Extracted data:
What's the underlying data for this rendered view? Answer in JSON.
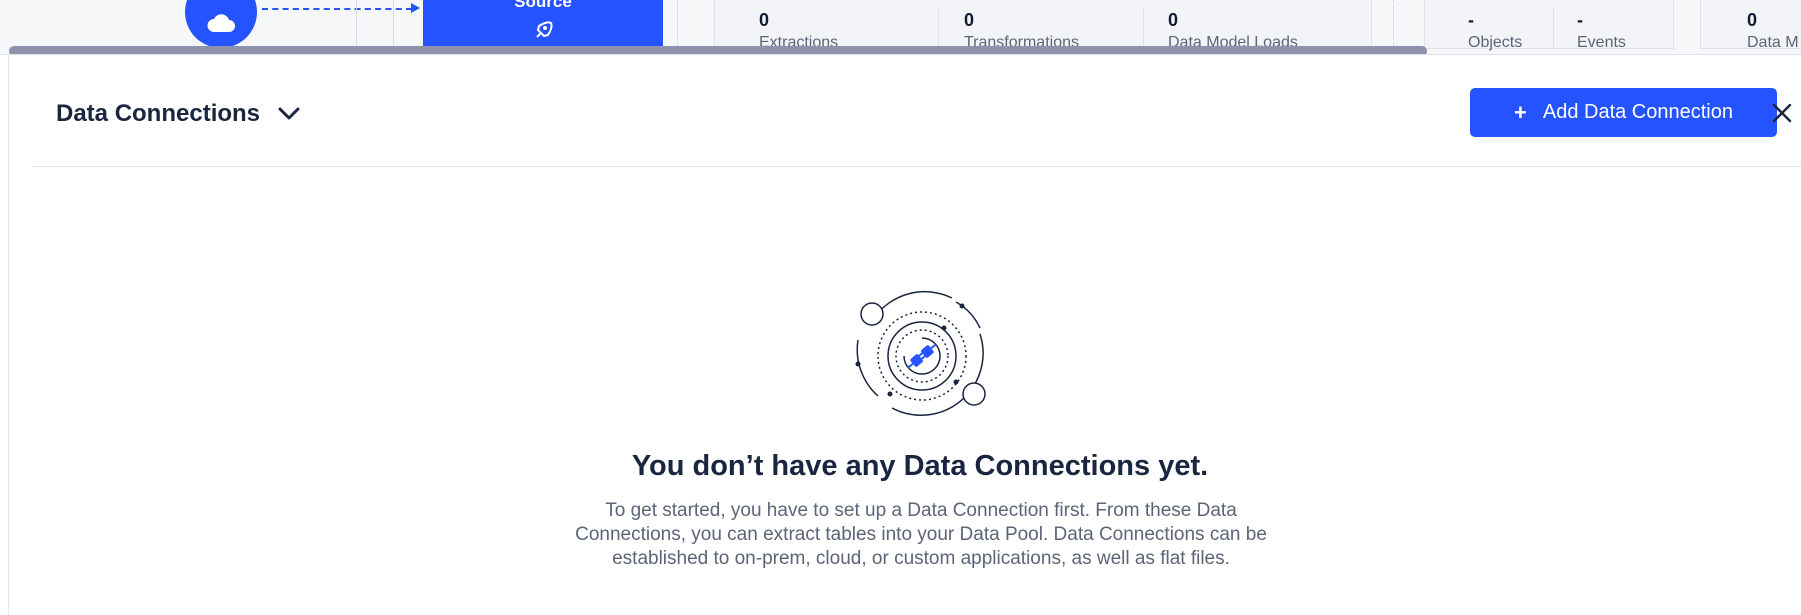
{
  "pipeline": {
    "source_label": "Source",
    "stats_group_1": [
      {
        "value": "0",
        "label": "Extractions"
      },
      {
        "value": "0",
        "label": "Transformations"
      },
      {
        "value": "0",
        "label": "Data Model Loads"
      }
    ],
    "stats_group_2": [
      {
        "value": "-",
        "label": "Objects"
      },
      {
        "value": "-",
        "label": "Events"
      }
    ],
    "stats_group_3": [
      {
        "value": "0",
        "label": "Data M"
      }
    ]
  },
  "panel": {
    "title": "Data Connections",
    "add_button_label": "Add Data Connection",
    "add_button_plus": "+"
  },
  "empty_state": {
    "title": "You don’t have any Data Connections yet.",
    "description": "To get started, you have to set up a Data Connection first. From these Data Connections, you can extract tables into your Data Pool. Data Connections can be established to on-prem, cloud, or custom applications, as well as flat files."
  },
  "colors": {
    "accent": "#2453ff",
    "title": "#1a2540",
    "muted": "#5c6477"
  }
}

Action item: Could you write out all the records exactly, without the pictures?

Answer section:
What's the underlying data for this rendered view? Answer in JSON.
{
  "pipeline": {
    "source_label": "Source",
    "stats_group_1": [
      {
        "value": "0",
        "label": "Extractions"
      },
      {
        "value": "0",
        "label": "Transformations"
      },
      {
        "value": "0",
        "label": "Data Model Loads"
      }
    ],
    "stats_group_2": [
      {
        "value": "-",
        "label": "Objects"
      },
      {
        "value": "-",
        "label": "Events"
      }
    ],
    "stats_group_3": [
      {
        "value": "0",
        "label": "Data M"
      }
    ]
  },
  "panel": {
    "title": "Data Connections",
    "add_button_label": "Add Data Connection",
    "add_button_plus": "+"
  },
  "empty_state": {
    "title": "You don’t have any Data Connections yet.",
    "description": "To get started, you have to set up a Data Connection first. From these Data Connections, you can extract tables into your Data Pool. Data Connections can be established to on-prem, cloud, or custom applications, as well as flat files."
  },
  "colors": {
    "accent": "#2453ff",
    "title": "#1a2540",
    "muted": "#5c6477"
  }
}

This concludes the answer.